Work task —
Which lines in the records below contain the word "label"? Copy each one out.

Dataset entries

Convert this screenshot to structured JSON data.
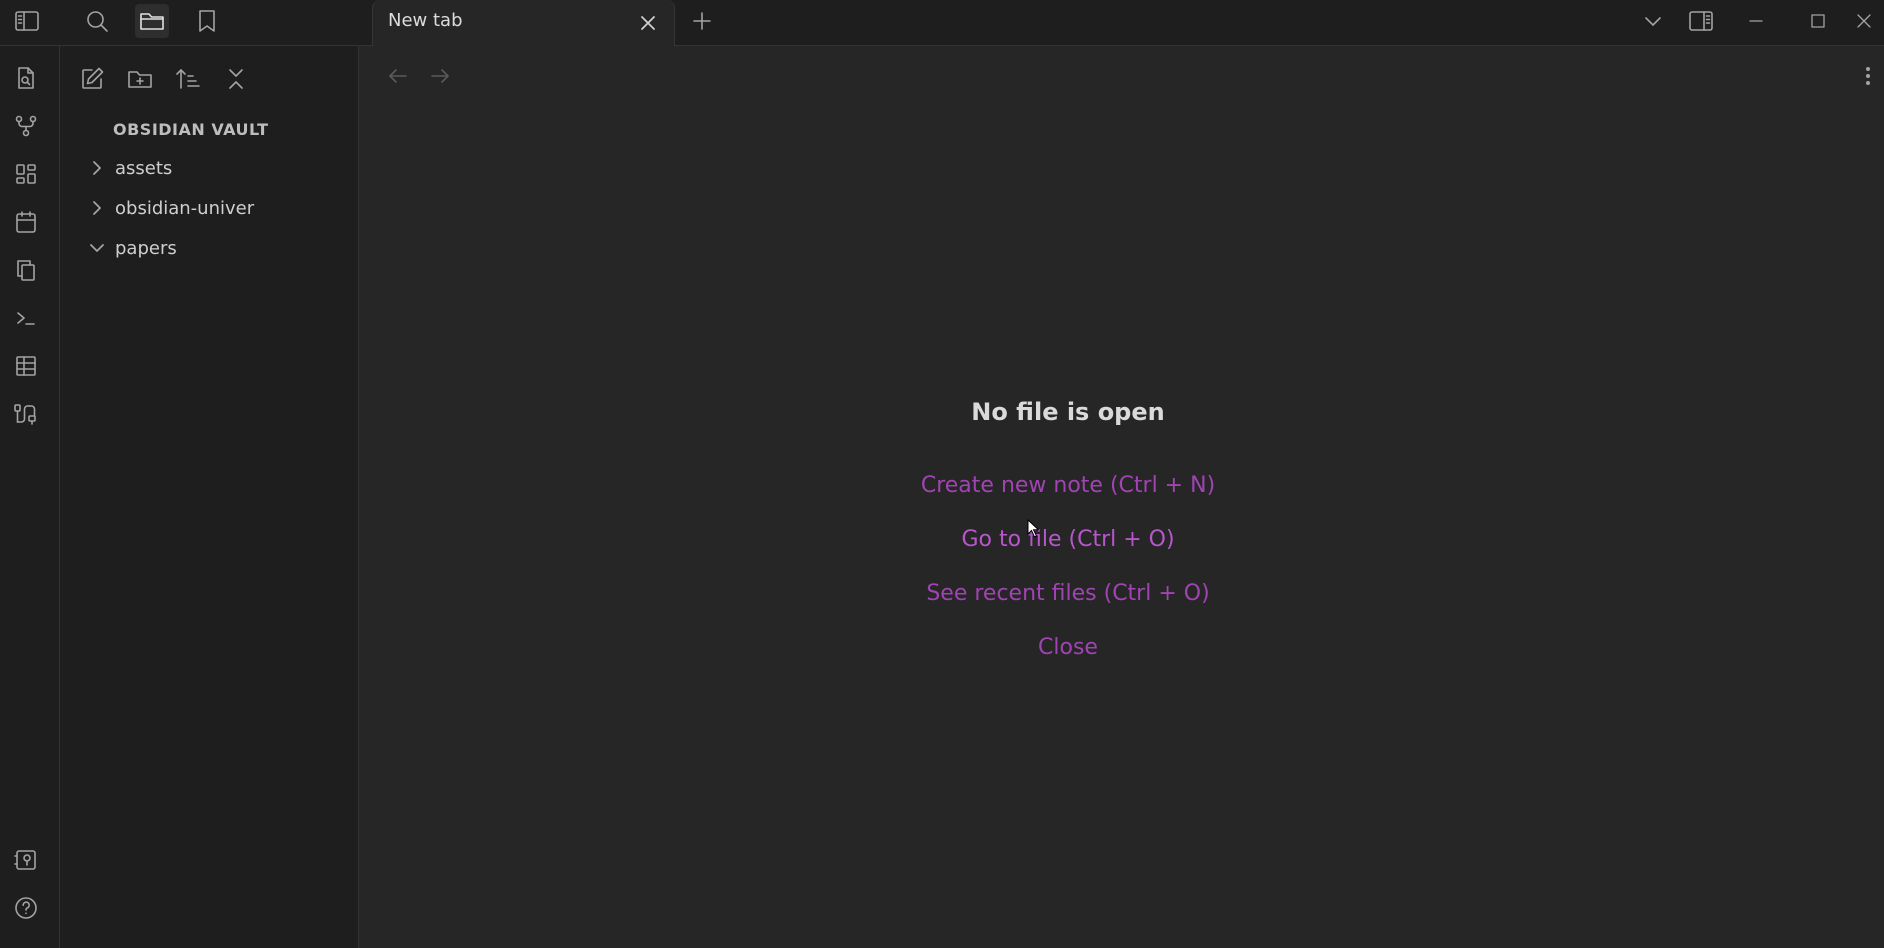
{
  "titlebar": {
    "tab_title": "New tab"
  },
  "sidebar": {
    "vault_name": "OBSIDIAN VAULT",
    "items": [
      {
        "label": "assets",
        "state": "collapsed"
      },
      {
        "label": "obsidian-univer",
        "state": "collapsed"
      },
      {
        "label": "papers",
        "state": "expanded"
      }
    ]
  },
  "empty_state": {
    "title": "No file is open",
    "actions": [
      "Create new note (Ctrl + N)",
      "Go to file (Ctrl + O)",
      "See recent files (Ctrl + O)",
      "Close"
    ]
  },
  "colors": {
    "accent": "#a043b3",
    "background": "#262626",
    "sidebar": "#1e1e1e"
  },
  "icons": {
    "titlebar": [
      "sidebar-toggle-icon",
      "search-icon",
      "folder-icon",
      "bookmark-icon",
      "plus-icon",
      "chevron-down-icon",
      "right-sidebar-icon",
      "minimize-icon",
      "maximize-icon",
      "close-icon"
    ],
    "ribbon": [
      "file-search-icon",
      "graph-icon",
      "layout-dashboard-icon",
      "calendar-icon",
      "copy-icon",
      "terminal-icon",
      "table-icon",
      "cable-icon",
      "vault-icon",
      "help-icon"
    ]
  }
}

Answer section —
        "label": "assets",
        "label": "obsidian-univer",
        "label": "papers",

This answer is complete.